In Zimbabwe, 81 percent of cancer cases are diagnosed very late and this does not only reduce chances of cure, but also increases the cost of managing the cancer. Men’s health challenges are embedded in the socio-cultural atmosphere.
Men are taught to be self-reliant, conceal weakness, that health is not a big issue, a real man does not feel pain and a man’s needs come second to his family’s needs. They often ignore pain until they collapse and are taken to the emergency room.
This is more common in reproductive related health problems such as reproductive cancers. Some health interventions have also taken a moralising and judgmental stance that stigmatises men without any attempt to learn more about what prevents them from utilising existing health services. Men are generally described as irresponsible, adversaries and obstacles to women’s access to health services.
Reproductive related complications of males also affect their female partners and as a result it is very important for both parties to have basic knowledge on male reproductive cancers. Zimbabwean men are gradually realising the importance of early screening.

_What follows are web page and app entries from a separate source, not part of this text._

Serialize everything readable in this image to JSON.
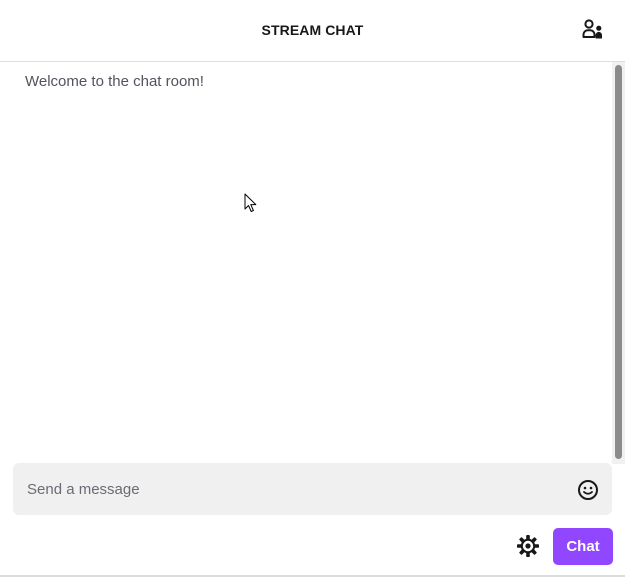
{
  "header": {
    "title": "STREAM CHAT",
    "users_icon": "users-icon"
  },
  "chat": {
    "welcome_message": "Welcome to the chat room!"
  },
  "input": {
    "placeholder": "Send a message",
    "value": "",
    "emoji_icon": "emoji-smile-icon"
  },
  "footer": {
    "settings_icon": "gear-icon",
    "chat_button_label": "Chat"
  },
  "colors": {
    "accent": "#9147ff",
    "input_bg": "#f0f0f0",
    "header_text": "#18181b",
    "muted_text": "#53535f"
  }
}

The Cancer Association of Zimbabwe did a prostate cancer screening campaign in June 2017 and about 500 men were screened in that month alone. This overwhelming response is a window of hope that should be explored in promoting early detection of prostate cancer.

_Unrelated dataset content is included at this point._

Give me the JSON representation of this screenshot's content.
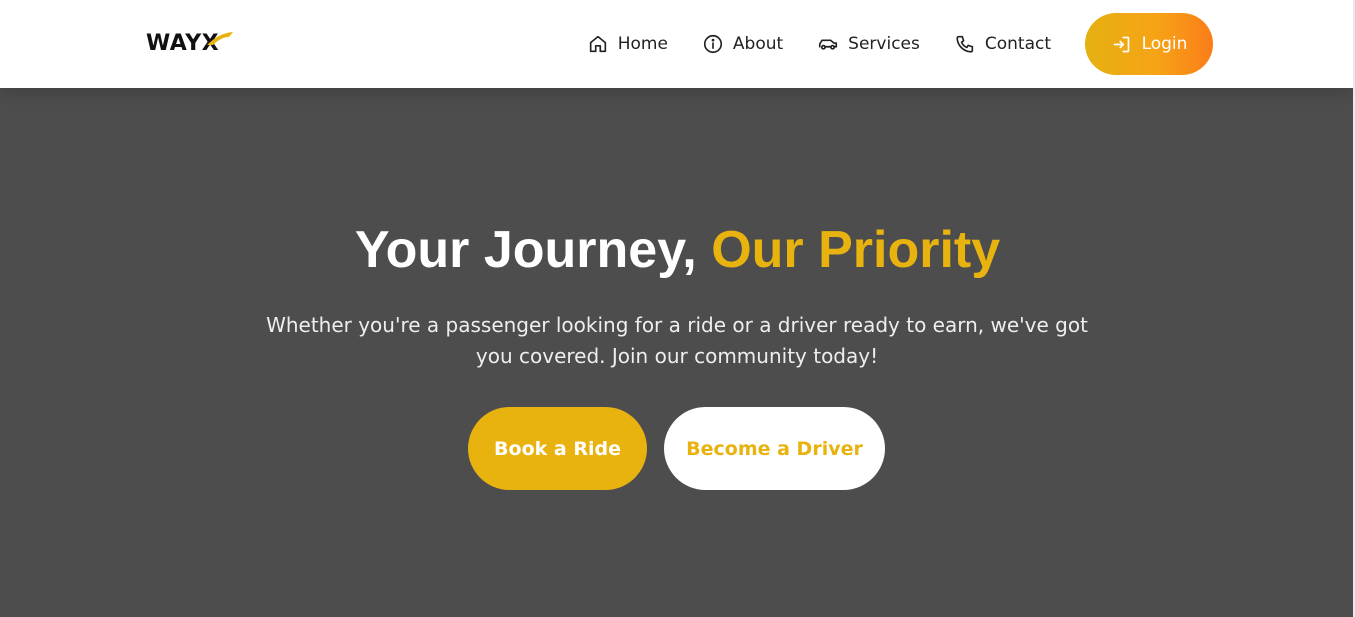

The most common male cancers in Zimbabwe are reproductive system-related cancers. In some cases, advancement of these cancers and other treatment modalities may lead to sterility. This makes it even more difficult for men to face these reproductive-related male cancers given the society’s gendered expectations.

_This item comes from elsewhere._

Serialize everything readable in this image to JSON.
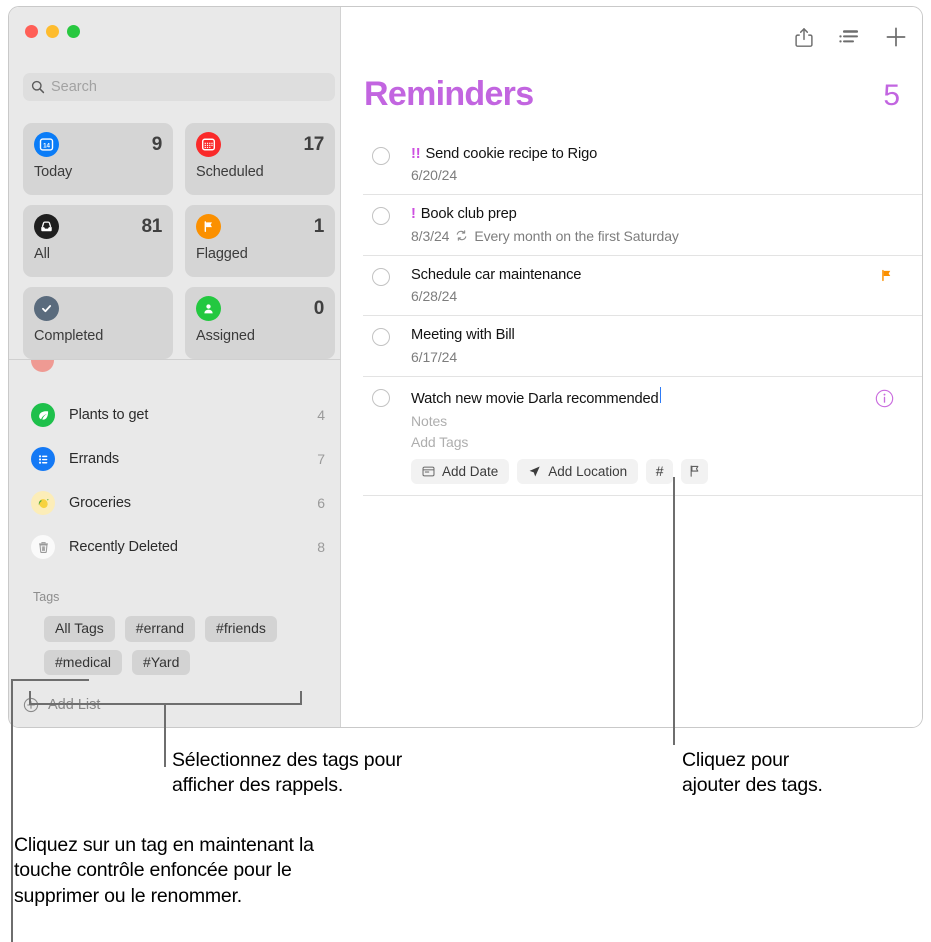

Men however, like women, can also take control of their health. Men need to be empowered to change attitude towards seeking health advice in time before the cancers reach advanced stages, a situation which reduces the chances of treatment success and increase the cost of treatment as well.
This is a type of cancer which affects the prostate gland. Prostate cancer cases are increasing in Zimbabwe. It contributed 23,1 percent of all new cancer cases among black males in 2014.
It also contributed 9 percent to the total cancer deaths recorded in 2014. Prostate cancer usually affects men 50 years and over. The prostate secretes a fluid that contributes 20-30 percent of the total volume of seminal fluid.
It is unclear what causes Prostate Cancer, but it is thought that people who have diets high in animal fats and milk products may have a higher risk of prostate cancer than those with diets which are high in green vegetables which is believed to have protective effect.
In its early stages, prostate cancer often does not cause symptoms. But when they do occur they may include;
Difficulty in urinating
Delays in urinating
Stopping and starting urinating
A weak stream of urine
Urinating more often than usual
Blood in urine
Pain and stiffness in the lower back and hips
It is important to see your doctor if you experience any of these symptoms.
Prostate cancer screening: All men who are over 50 years should undergo screening annually. Available Screening Methods include Digital Rectal Examination (DRE) and Prostate Specific Antigen Tests (PSA).
These are test done by medical practitioners to check for signs of development of cancer. Prostate cancer usually shows no signs and symptoms in its early stages, therefore it is imperative for all males over 50 years of age to go for screening even without experiencing any symptom of prostate cancer.
The Cancer Association of Zimbabwe Clinic is currently offering the PSA.
You can also consult your health practitioner or nearest clinic for more information on prostate cancer screening.
For More Information Contact:
The Cancer Association of Zimbabwe
60 Livingstone Harare (Cnr 6th Street and Livingstone Avenue)
Tel: 04 – 707444 / 705522 Fax: +263 4 707 482
Email: [email protected], Twitter: @cancerzimbabwe, Website: www.cancerzimbabwe.org
Facebook: The Cancer Association of Zimbabwe
Disclaimer: Lovemore Makurirofa writes on behalf of the Cancer Association of Zimbabwe, however, both the Cancer Association of Zimbabwe and the writer will not be responsible for any damage that may arise from the views expressed in this article. This article is not meant to substitute any tailored health advice that you may get from your health/medical practitioner.